TASK REQUIREMENTS:
Scan the listing below for the word "data", then copy each line that has it.

*** Begin section ***

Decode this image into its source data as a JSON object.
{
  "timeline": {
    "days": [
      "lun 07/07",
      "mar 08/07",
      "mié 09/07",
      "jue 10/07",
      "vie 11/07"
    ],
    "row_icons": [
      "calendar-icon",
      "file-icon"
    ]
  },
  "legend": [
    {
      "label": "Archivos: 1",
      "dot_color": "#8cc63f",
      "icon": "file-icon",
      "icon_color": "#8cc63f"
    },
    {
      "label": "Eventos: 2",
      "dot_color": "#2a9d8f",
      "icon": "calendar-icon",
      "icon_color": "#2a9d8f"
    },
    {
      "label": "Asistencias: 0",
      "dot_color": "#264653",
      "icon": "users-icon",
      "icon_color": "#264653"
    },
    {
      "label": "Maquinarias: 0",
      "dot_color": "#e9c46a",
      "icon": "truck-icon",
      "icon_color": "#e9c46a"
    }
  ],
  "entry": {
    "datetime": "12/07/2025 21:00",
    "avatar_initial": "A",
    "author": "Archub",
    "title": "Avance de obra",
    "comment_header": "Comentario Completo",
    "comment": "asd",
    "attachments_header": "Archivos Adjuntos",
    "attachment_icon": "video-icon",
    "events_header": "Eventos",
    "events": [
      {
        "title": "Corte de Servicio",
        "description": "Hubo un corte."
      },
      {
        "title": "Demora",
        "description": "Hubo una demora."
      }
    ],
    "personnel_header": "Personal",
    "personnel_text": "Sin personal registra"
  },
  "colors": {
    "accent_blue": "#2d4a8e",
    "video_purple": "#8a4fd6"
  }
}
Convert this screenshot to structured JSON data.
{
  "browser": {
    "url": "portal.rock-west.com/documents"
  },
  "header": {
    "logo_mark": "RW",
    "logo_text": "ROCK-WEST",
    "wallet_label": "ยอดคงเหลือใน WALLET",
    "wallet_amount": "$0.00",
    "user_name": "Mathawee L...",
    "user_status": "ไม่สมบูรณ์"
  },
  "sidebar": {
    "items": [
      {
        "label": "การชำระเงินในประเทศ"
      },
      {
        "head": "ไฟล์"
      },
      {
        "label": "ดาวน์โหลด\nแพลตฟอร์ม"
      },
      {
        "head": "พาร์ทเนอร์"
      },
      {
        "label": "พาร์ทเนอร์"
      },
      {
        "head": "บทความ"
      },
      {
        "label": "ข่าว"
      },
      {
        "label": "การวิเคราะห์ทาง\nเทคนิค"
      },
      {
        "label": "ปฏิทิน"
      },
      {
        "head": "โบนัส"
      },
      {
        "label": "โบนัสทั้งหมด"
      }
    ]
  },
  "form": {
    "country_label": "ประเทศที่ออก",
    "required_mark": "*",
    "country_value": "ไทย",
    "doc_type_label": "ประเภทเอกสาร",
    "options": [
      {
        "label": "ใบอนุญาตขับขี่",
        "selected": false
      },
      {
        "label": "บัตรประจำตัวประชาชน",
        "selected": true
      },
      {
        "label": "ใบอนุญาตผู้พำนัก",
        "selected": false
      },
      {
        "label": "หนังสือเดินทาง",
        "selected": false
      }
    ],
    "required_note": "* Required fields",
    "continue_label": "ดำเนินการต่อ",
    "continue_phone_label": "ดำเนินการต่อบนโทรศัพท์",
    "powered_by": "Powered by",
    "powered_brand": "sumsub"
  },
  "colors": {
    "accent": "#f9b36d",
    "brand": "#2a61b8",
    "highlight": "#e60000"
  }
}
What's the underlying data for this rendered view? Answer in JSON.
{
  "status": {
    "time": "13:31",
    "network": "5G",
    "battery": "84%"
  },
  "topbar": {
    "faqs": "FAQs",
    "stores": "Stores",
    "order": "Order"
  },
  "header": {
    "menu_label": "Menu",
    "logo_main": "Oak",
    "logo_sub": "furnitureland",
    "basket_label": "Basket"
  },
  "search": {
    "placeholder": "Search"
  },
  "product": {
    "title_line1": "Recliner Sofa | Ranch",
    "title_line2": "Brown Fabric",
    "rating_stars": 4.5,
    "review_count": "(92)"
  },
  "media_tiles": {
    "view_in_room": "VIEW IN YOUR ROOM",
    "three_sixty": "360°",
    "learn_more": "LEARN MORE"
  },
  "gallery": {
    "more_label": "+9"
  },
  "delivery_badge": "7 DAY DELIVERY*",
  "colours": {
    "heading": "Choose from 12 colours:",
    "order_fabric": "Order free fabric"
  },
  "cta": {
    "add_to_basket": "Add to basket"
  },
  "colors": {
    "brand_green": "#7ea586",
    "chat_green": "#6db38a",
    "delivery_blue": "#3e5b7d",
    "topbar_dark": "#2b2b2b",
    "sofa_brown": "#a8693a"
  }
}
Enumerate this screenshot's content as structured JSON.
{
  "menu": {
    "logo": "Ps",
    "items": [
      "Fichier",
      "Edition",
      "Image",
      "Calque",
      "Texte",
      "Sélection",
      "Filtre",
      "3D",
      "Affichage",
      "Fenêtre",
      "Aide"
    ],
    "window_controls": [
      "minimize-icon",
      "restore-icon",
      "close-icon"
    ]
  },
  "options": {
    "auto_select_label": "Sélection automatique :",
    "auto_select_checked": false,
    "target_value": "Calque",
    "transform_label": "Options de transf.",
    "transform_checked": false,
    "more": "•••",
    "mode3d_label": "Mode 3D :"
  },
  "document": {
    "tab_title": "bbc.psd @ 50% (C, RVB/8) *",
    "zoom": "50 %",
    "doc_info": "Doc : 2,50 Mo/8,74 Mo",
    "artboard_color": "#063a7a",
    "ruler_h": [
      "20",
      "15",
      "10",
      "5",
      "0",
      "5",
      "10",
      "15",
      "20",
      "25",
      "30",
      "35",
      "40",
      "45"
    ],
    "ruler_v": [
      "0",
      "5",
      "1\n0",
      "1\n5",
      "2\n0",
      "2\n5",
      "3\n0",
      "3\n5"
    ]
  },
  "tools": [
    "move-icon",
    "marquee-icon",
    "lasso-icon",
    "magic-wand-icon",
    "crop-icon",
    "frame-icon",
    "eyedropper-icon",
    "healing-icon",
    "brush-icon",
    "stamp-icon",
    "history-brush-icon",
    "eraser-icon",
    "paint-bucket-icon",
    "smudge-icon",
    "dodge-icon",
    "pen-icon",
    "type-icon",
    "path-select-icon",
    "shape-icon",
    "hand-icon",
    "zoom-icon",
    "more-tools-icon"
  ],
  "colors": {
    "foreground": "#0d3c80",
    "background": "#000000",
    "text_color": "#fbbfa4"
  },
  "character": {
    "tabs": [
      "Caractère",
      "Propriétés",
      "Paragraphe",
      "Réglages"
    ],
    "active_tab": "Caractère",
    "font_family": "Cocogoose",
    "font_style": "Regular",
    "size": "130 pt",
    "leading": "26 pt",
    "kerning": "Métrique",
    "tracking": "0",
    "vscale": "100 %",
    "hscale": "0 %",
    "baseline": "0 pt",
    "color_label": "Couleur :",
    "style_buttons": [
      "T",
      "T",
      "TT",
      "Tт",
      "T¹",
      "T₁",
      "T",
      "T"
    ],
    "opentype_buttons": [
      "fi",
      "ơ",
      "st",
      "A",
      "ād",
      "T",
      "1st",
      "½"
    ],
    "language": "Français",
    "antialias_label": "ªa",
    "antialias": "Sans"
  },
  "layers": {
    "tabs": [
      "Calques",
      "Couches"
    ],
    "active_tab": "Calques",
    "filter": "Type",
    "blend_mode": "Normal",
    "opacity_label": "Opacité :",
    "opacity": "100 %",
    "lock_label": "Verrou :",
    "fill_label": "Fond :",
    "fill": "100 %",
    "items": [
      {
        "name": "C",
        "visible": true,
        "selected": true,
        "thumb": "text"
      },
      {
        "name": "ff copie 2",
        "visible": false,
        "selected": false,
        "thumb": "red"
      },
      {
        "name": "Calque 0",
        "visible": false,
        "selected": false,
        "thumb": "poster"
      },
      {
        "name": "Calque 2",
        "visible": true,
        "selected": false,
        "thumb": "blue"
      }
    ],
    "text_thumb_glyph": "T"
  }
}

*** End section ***

SOLUTION TO THIS EXERCISE:
Decode this image into its source data as a JSON object.
Convert this screenshot to structured JSON data.
What's the underlying data for this rendered view? Answer in JSON.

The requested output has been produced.